Insulation will pay for itself within a few years at most. You need to get it done ASAP. If you want to do it cheap as possible, hit me up.


danielballan t1_j2emf1e wrote

Offering a point of reference: my insulated free-standing radiator-heated 1200-foot 1920s Medfield house, kept at about 66F, cost $180 in December and $330 in December. Insulation seems to be helping us out a lot.


IncidentNo4550 t1_j2fmfvu wrote

I'm not in Hampden. I'm in 21218. But for comparison, I have a 1344 square foot rowhouse (not end of group), and have been here 13.5 years. My highest BGE bill was $291.97 in July 2020. The average has been just under $135. The bill I got last week was $145.23, and my next one (which will include the recent cold snap) is currently projected to be $197. I honestly couldn't imagine paying two to three times as much.


atomlinson89 t1_j2dz8wb wrote

I've found wrapping your windows helps slightly. Not going to drop your costs way down but it does help. You can also go to the BGE plan where it averages your costs each year for the last several years and then divided by 12 so you pay a standard bill each month.


PrincessBirthday t1_j2eu1hh wrote

I'm nearby in a similar house situation. We kept it at 53 last month and froze our asses off in the cold snap. Still $420. I want a tax relief like we did for the gas prices, it's insane!!


ElevatorNo7156 t1_j2dzjcw wrote

Mine was $325 for 3 bedroom rancher in Rosedale. Nothing like yours but still very expensive


Willothwisp2303 t1_j2e1qun wrote

My God. This is what we pay in the worst months in a 3,000 Sq ft house with all electric everything with an EV charging.

I guess I need to recommend the insulated house siding. Even when our electricity went out last week in the 3 degree weather, it only got down to 58 inside after 11 hours.


moderndukes t1_j2emdt2 wrote

Remember that we had a few days where the low was 0 - so yeah you kept the temp relatively low at 60 but that’s still your radiator trying to heat ~20k cubic feet of air up 60 degrees; it’s like if it was 30 degrees and you were cranking it to 90. It was bound to be an expensive month.

That all being said, insulation is def something that’s easy to do that and pays for itself quickly. Def do the audit with BGE beforehand where someone comes to your home and runs diagnostics on it to find where heat is escaping - that’ll help you a lot in figuring out where to focus on. Also consider Budget Billing.


Inner_Tadpole_7537 t1_j2ezdc0 wrote

Make sure all your radiators are working properly. You need to bleed the air out from time to time. They have small valves on the side. Also insulation sleeves work really well over the exposed pipes.

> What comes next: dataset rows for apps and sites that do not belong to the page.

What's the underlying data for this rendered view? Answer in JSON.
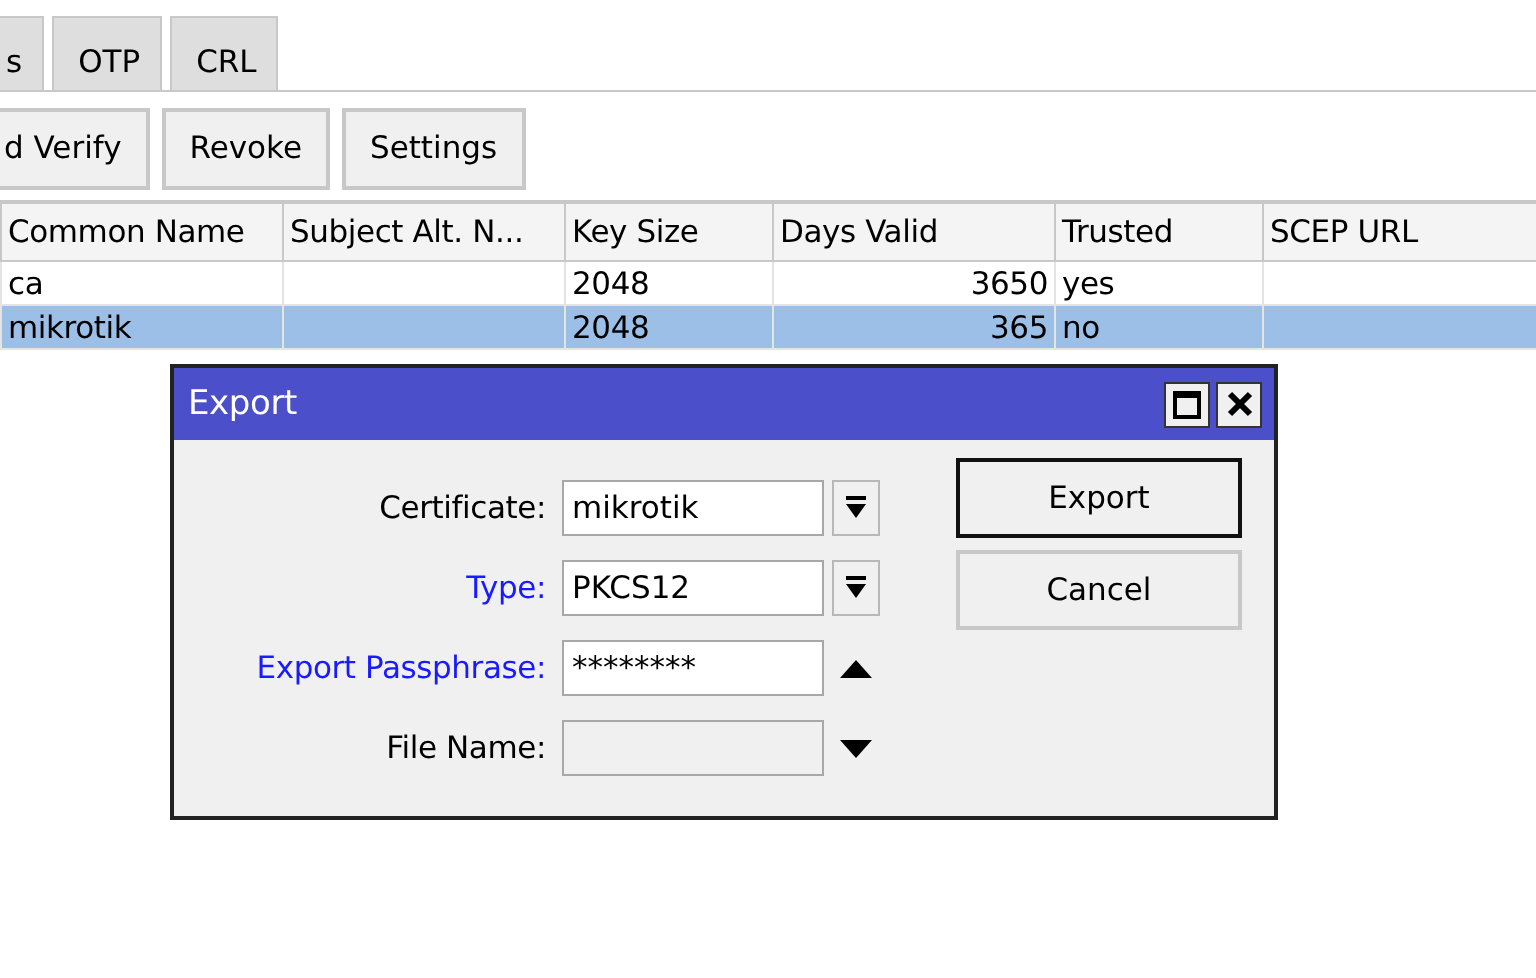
{
  "tabs": [
    {
      "label": "s",
      "selected": false
    },
    {
      "label": "OTP",
      "selected": false
    },
    {
      "label": "CRL",
      "selected": false
    }
  ],
  "toolbar": [
    "d Verify",
    "Revoke",
    "Settings"
  ],
  "table": {
    "columns": [
      "Common Name",
      "Subject Alt. N...",
      "Key Size",
      "Days Valid",
      "Trusted",
      "SCEP URL"
    ],
    "rows": [
      {
        "selected": false,
        "cells": [
          "ca",
          null,
          "2048",
          "3650",
          "yes",
          null
        ]
      },
      {
        "selected": true,
        "cells": [
          "mikrotik",
          null,
          "2048",
          "365",
          "no",
          null
        ]
      }
    ]
  },
  "dialog": {
    "title": "Export",
    "fields": [
      {
        "label": "Certificate:",
        "value": "mikrotik",
        "highlighted": false,
        "disabled": false,
        "kind": "dropdown"
      },
      {
        "label": "Type:",
        "value": "PKCS12",
        "highlighted": true,
        "disabled": false,
        "kind": "dropdown"
      },
      {
        "label": "Export Passphrase:",
        "value": "********",
        "highlighted": true,
        "disabled": false,
        "kind": "toggle",
        "expanded": true
      },
      {
        "label": "File Name:",
        "highlighted": false,
        "disabled": true,
        "kind": "toggle",
        "expanded": false
      }
    ],
    "buttons": [
      "Export",
      "Cancel"
    ]
  }
}
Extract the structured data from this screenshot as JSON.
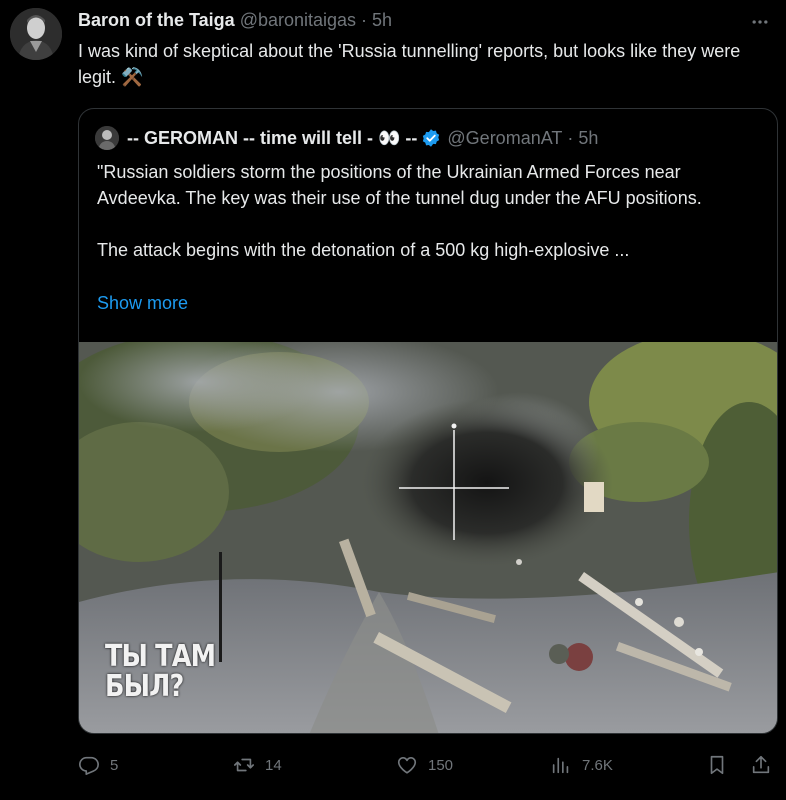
{
  "tweet": {
    "author_name": "Baron of the Taiga",
    "author_handle": "@baronitaigas",
    "separator": "·",
    "time": "5h",
    "text": "I was kind of skeptical about the 'Russia tunnelling' reports, but looks like they were legit. ⚒️"
  },
  "quote": {
    "name": "-- GEROMAN -- time will tell - 👀 --",
    "handle": "@GeromanAT",
    "separator": "·",
    "time": "5h",
    "text": "\"Russian soldiers storm the positions of the Ukrainian Armed Forces near Avdeevka.  The key was their use of the tunnel dug under the AFU positions.\n\n The attack begins with the detonation of a 500 kg high-explosive ...",
    "show_more": "Show more",
    "media_watermark_line1": "ТЫ ТАМ",
    "media_watermark_line2": "БЫЛ?"
  },
  "actions": {
    "replies": "5",
    "reposts": "14",
    "likes": "150",
    "views": "7.6K"
  },
  "icons": {
    "more": "more-icon",
    "verified": "verified-badge-icon",
    "reply": "reply-icon",
    "repost": "repost-icon",
    "like": "heart-icon",
    "views": "views-icon",
    "bookmark": "bookmark-icon",
    "share": "share-icon"
  },
  "colors": {
    "background": "#000000",
    "text_primary": "#e7e9ea",
    "text_secondary": "#71767b",
    "link": "#1d9bf0",
    "border": "#2f3336",
    "verified": "#1d9bf0"
  }
}
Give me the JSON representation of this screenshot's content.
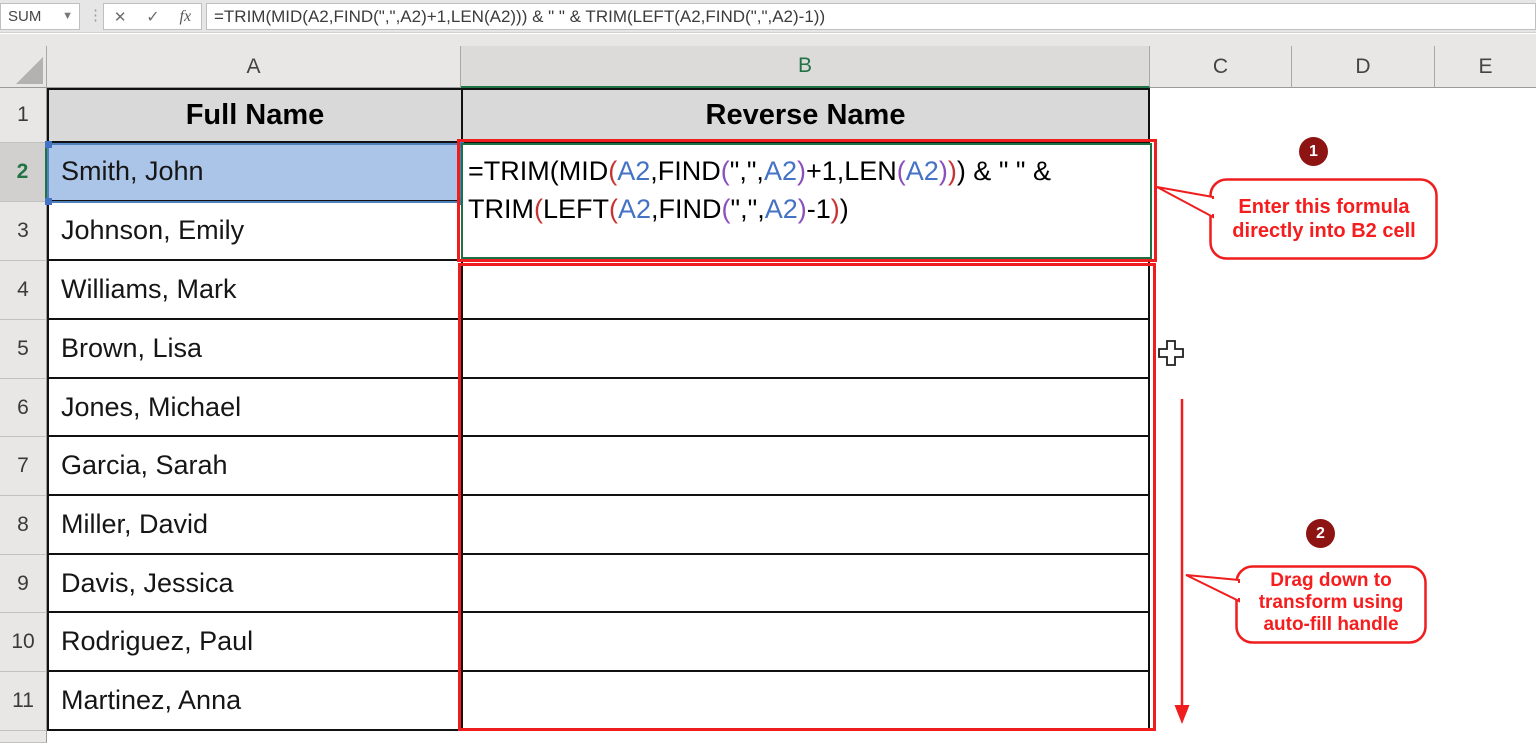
{
  "formula_bar": {
    "name_box_value": "SUM",
    "cancel_label": "✕",
    "enter_label": "✓",
    "fx_label": "fx",
    "formula_text": "=TRIM(MID(A2,FIND(\",\",A2)+1,LEN(A2))) & \" \" & TRIM(LEFT(A2,FIND(\",\",A2)-1))"
  },
  "grid": {
    "column_headers": [
      "A",
      "B",
      "C",
      "D",
      "E"
    ],
    "active_column": "B",
    "row_numbers": [
      "1",
      "2",
      "3",
      "4",
      "5",
      "6",
      "7",
      "8",
      "9",
      "10",
      "11"
    ],
    "active_row": "2",
    "active_cell": "A2"
  },
  "table": {
    "full_name_header": "Full Name",
    "reverse_name_header": "Reverse Name",
    "names": [
      "Smith, John",
      "Johnson, Emily",
      "Williams, Mark",
      "Brown, Lisa",
      "Jones, Michael",
      "Garcia, Sarah",
      "Miller, David",
      "Davis, Jessica",
      "Rodriguez, Paul",
      "Martinez, Anna"
    ]
  },
  "b2_formula": {
    "lines": [
      [
        {
          "t": "=TRIM(MID",
          "c": "black"
        },
        {
          "t": "(",
          "c": "red"
        },
        {
          "t": "A2",
          "c": "blue"
        },
        {
          "t": ",FIND",
          "c": "black"
        },
        {
          "t": "(",
          "c": "purple"
        },
        {
          "t": "\",\",",
          "c": "black"
        },
        {
          "t": "A2",
          "c": "blue"
        },
        {
          "t": ")",
          "c": "purple"
        },
        {
          "t": "+1,LEN",
          "c": "black"
        },
        {
          "t": "(",
          "c": "purple"
        },
        {
          "t": "A2",
          "c": "blue"
        },
        {
          "t": ")",
          "c": "purple"
        },
        {
          "t": ")",
          "c": "red"
        },
        {
          "t": ") & \" \" &",
          "c": "black"
        }
      ],
      [
        {
          "t": "TRIM",
          "c": "black"
        },
        {
          "t": "(",
          "c": "red"
        },
        {
          "t": "LEFT",
          "c": "black"
        },
        {
          "t": "(",
          "c": "red"
        },
        {
          "t": "A2",
          "c": "blue"
        },
        {
          "t": ",FIND",
          "c": "black"
        },
        {
          "t": "(",
          "c": "purple"
        },
        {
          "t": "\",\",",
          "c": "black"
        },
        {
          "t": "A2",
          "c": "blue"
        },
        {
          "t": ")",
          "c": "purple"
        },
        {
          "t": "-1",
          "c": "black"
        },
        {
          "t": ")",
          "c": "red"
        },
        {
          "t": ")",
          "c": "black"
        }
      ]
    ]
  },
  "annotations": {
    "callout1": {
      "badge": "1",
      "line1": "Enter this formula",
      "line2": "directly into B2 cell"
    },
    "callout2": {
      "badge": "2",
      "line1": "Drag down to",
      "line2": "transform using",
      "line3": "auto-fill handle"
    }
  },
  "colors": {
    "annotation_red": "#ef1d1d",
    "badge_maroon": "#8e1313",
    "excel_green": "#217346",
    "reference_blue": "#4472c4",
    "reference_fill": "#abc5e8",
    "paren_red": "#c83434",
    "paren_purple": "#8950be",
    "table_header_gray": "#d9d9d9"
  }
}
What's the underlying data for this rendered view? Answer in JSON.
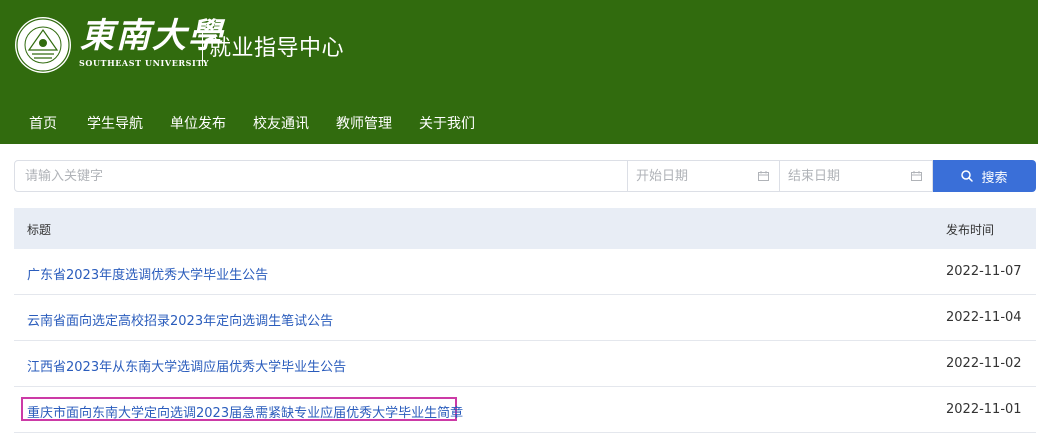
{
  "header": {
    "logo_cn": "東南大學",
    "logo_en": "SOUTHEAST UNIVERSITY",
    "site_title": "就业指导中心",
    "colors": {
      "header_bg": "#316b0e",
      "accent": "#3a6fd8",
      "link": "#2a5cbc"
    }
  },
  "nav": {
    "items": [
      {
        "label": "首页"
      },
      {
        "label": "学生导航"
      },
      {
        "label": "单位发布"
      },
      {
        "label": "校友通讯"
      },
      {
        "label": "教师管理"
      },
      {
        "label": "关于我们"
      }
    ]
  },
  "search": {
    "keyword_placeholder": "请输入关键字",
    "start_date_placeholder": "开始日期",
    "end_date_placeholder": "结束日期",
    "button_label": "搜索",
    "button_icon": "search-icon",
    "date_icon": "calendar-icon"
  },
  "table": {
    "columns": {
      "title": "标题",
      "date": "发布时间"
    },
    "rows": [
      {
        "title": "广东省2023年度选调优秀大学毕业生公告",
        "date": "2022-11-07"
      },
      {
        "title": "云南省面向选定高校招录2023年定向选调生笔试公告",
        "date": "2022-11-04"
      },
      {
        "title": "江西省2023年从东南大学选调应届优秀大学毕业生公告",
        "date": "2022-11-02"
      },
      {
        "title": "重庆市面向东南大学定向选调2023届急需紧缺专业应届优秀大学毕业生简章",
        "date": "2022-11-01",
        "highlighted": true
      }
    ]
  }
}
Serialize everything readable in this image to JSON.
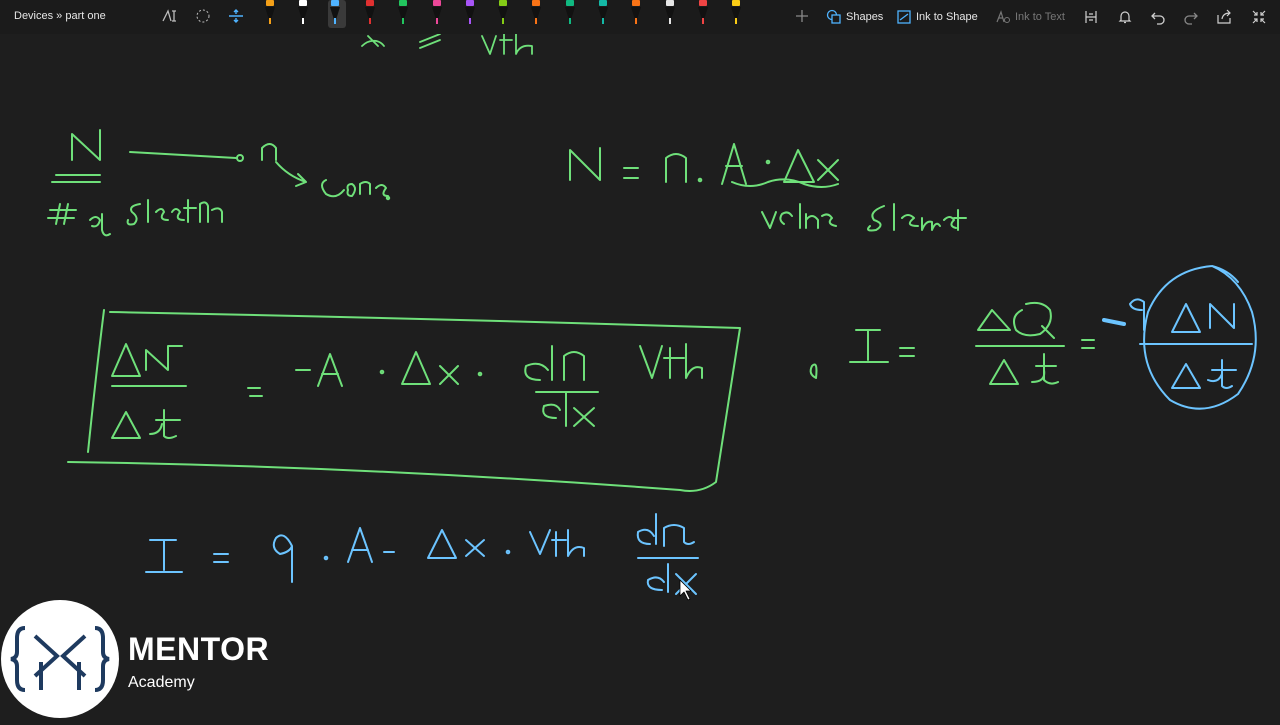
{
  "header": {
    "title": "Devices » part one"
  },
  "toolbar": {
    "pens": [
      {
        "color": "#f4a018"
      },
      {
        "color": "#ffffff"
      },
      {
        "color": "#4fb3ff"
      },
      {
        "color": "#e03030"
      },
      {
        "color": "#22c55e"
      },
      {
        "color": "#ec4899"
      },
      {
        "color": "#a855f7"
      },
      {
        "color": "#84cc16"
      },
      {
        "color": "#f97316"
      },
      {
        "color": "#10b981"
      },
      {
        "color": "#14b8a6"
      },
      {
        "color": "#f97316"
      },
      {
        "color": "#e5e5e5"
      },
      {
        "color": "#ef4444"
      },
      {
        "color": "#facc15"
      }
    ],
    "shapes_label": "Shapes",
    "ink_to_shape_label": "Ink to Shape",
    "ink_to_text_label": "Ink to Text"
  },
  "ink": {
    "green": "#6fe07a",
    "blue": "#6cc4ff"
  },
  "brand": {
    "name": "MENTOR",
    "sub": "Academy"
  }
}
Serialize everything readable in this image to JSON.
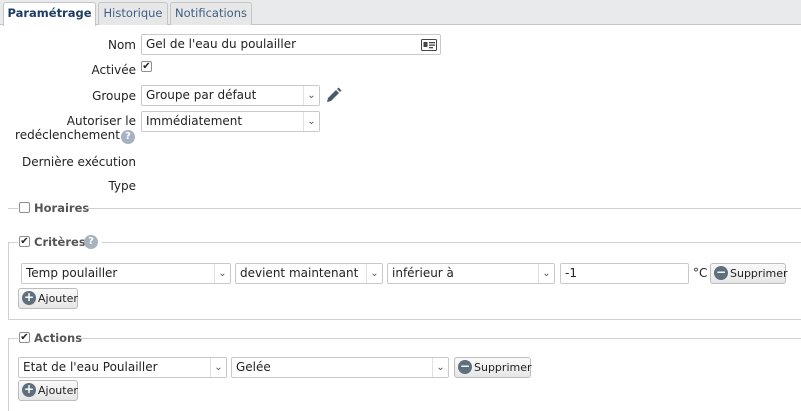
{
  "tabs": [
    {
      "label": "Paramétrage"
    },
    {
      "label": "Historique"
    },
    {
      "label": "Notifications"
    }
  ],
  "form": {
    "nom": {
      "label": "Nom",
      "value": "Gel de l'eau du poulailler",
      "icon": "id-card-icon"
    },
    "activee": {
      "label": "Activée",
      "checked": true
    },
    "groupe": {
      "label": "Groupe",
      "value": "Groupe par défaut",
      "edit_icon": "pencil-icon"
    },
    "autoriser": {
      "label_line1": "Autoriser le",
      "label_line2": "redéclenchement",
      "value": "Immédiatement"
    },
    "derniere_execution": {
      "label": "Dernière exécution",
      "value": ""
    },
    "type": {
      "label": "Type",
      "value": ""
    }
  },
  "horaires": {
    "title": "Horaires",
    "checked": false
  },
  "criteres": {
    "title": "Critères",
    "checked": true,
    "row": {
      "sensor": "Temp poulailler",
      "event": "devient maintenant",
      "operator": "inférieur à",
      "value": "-1",
      "unit": "°C",
      "delete_label": "Supprimer"
    },
    "add_label": "Ajouter"
  },
  "actions": {
    "title": "Actions",
    "checked": true,
    "row": {
      "target": "Etat de l'eau Poulailler",
      "state": "Gelée",
      "delete_label": "Supprimer"
    },
    "add_label": "Ajouter"
  },
  "colors": {
    "accent": "#1c3d66",
    "tab_text": "#3d5f86",
    "border": "#c9c9c9"
  }
}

B0skonovitch t1_j2f7r9b wrote

So I see these giant bills and they kinda scare me due to things already being tight elsewhere bill wise. I've been on budget billing for 2 years now and my bill is a flat 225 every month. When I get my paper copy it breaks down gas and electric $ each month and I'm almost always in the 170-190 range. Makes me wonder if I dropped budget would I be paying less due to what I use? Or would it potentially skyrocket too? I've been keeping a close eye on each bill now that we're in winter inhopes of seeing that make my gas will go up usage wise and that's why I seem to pay more the rest of the year? If it doesn't than should I drop budget? Totally confused, lol. Thanks for letting me rant.

Baltimore county, radiant heat winter, a/c cooling summer.


SeaworthinessFit2151 t1_j2etimr wrote

Bge adjusted yearly plan. Our house is 1900 sqft of leaky 200 year old row house and it’s never been more then $250 a month averaged.


LDJ4 t1_j2eg2ba wrote

My bill has almost doubled this year and Im in a 1 bedroom apt. It also worries me because we haven't even gotten in the thick of the winter yet.